Cystic fibrosis is a perennial lung disorder that is mostly found in children as well as adults. The disease leads to formation of unctuous and viscous mucus in the lungs as well as the digestion track, also in other parts of the body making it a fatal disorder. It could be a genetic disorder, passed from the parents to the offspring, usually because of a defective gene responsible for producing the mucus. The mucus starts building up and blocks the breathing passage in the lungs and also affects the pancreas. It also gives birth to fatal lung infections as well as digestive and reproductive disorders especially in men.
A significant number of Americans have been found with the Cystic fibrosis gene and not carrying the symptoms which makes the diagnosis even more difficult. One in 30 Caucasians have this gene, especially the ones from northern and mid European descent. Children are usually diagnosed by the age of 3. However there are cases when the diagnosis does not take place till the age of 18, the ones with a less severe form of Cystic fibrosis.
Among the newborns the symptoms could be different such as the ones mentioned below:
- Delay in physical growth.
- Weight loss and inability to gain weight in the initial years
- Lack of normal bowel movements during the first few days of birth.
- Strange taste of the skin, such as salty.
- Pain in the abdomen and constipation.
- Excessive gas and swollen belly.
- Feeling of Nausea and lack of appetite.
- Abnormal stool that is pale, foul and contains mucus.
Other general symptoms include:
- Excessive coughing and formation of mucus in the lungs as well as severe sinusitis.
- Blockage of nasal passage.
- Frequently occurring conditions such as Pneumonia, fever, breathlessness and loss of appetite.
- Reproductive disorders such as infertility, especially in men.
- Inflammation of the pancreas also known as pancreatitis.
More than 75% of the diagnosis is done by the age of three to four. About 10% patients get diagnosed by the age of 18 and as little as 3% are diagnosed by the time they reach adulthood. Usually blood tests are performed to diagnose this disorder in an attempt to look for the defective gene that causes Cystic fibrosis. Other test such as Immunoreactive trypsinogen (IRT) test is also a commonly done test. Another test is known as the Sweat chloride test wherein a higher level of salt found in the patient signifies probability of the disease. X-rays of the chest as well as CT scans are also done for the diagnosis.
The treatment usually depends upon the level of diagnosis or the stage of cystic fibrosis. If it gets detected on time the treatment would definitely be more effective for the patient. However in any kind of situation careful monitoring is of utmost importance for an enhanced quality of life. Some prominent treatments are as follows:
- Antibiotics are the most common resort in order to control infections that usually affect the patient’s respiratory functions. Here the dosage of antibiotics is more as compared to other diseases.
- Medicines such as inhalers are also used to adjust the air passage and clear nasal congestion.
- In order to make the mucus thin and to ease coughing breathing treatments such as DNA enzyme therapy is given.
- In critical cases lung transplant and oxygen therapy also takes place.
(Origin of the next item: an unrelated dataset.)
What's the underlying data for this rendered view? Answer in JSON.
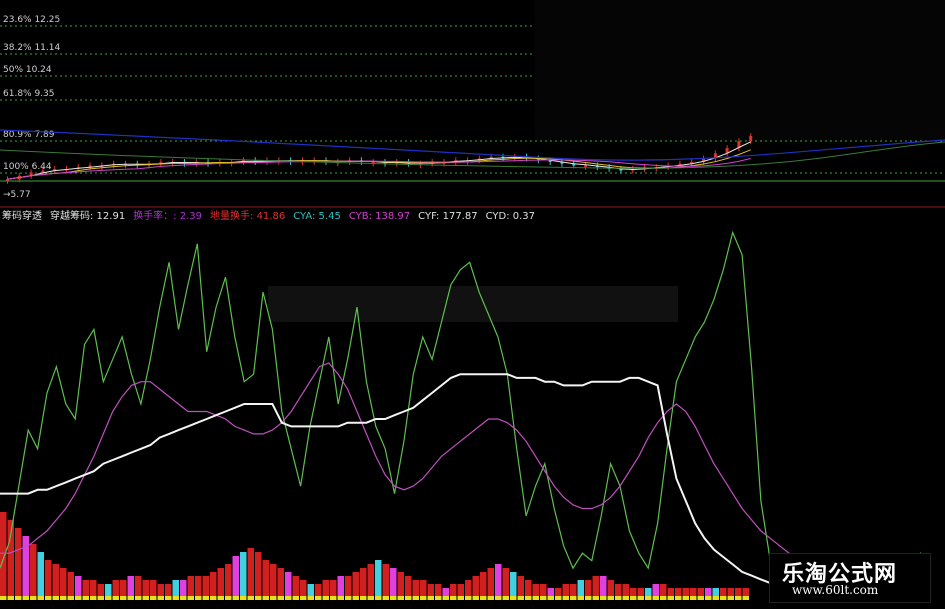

Cystic fibrosis Life expectancy
As discussed above, Cystic fibrosis is a fatal genetic disorder and therefore has a lower life expectancy. However the life expectancy has seen an increase in the last four decades. Wherein the life expectancy in the 1980s was somewhere around 14 years, in the late 1990s it increased to 18 years. Today it varies from 35 to 40 years. We can see that it has increased significantly and there are estimates of a 10 year increase if we talk about the average life expectancy of North Americans.
Presently almost 80% infants with the disease can survive beyond a year or even more. Scientific claims suggest a dramatic increase of almost 30 to 40 years for the life expectancy of children. However the patients with stable pancreatic function can live for more than 50 years. Life expectancy has also seen a rise in Canada as well as in the United Kingdom. Major improvements in science and technology have played a significant role in improving the quality and longevity of the patients with this disorder as compared to the time from 1950s to 1960s and 70s when patients could not survive through their childhood due to limited treatment choices.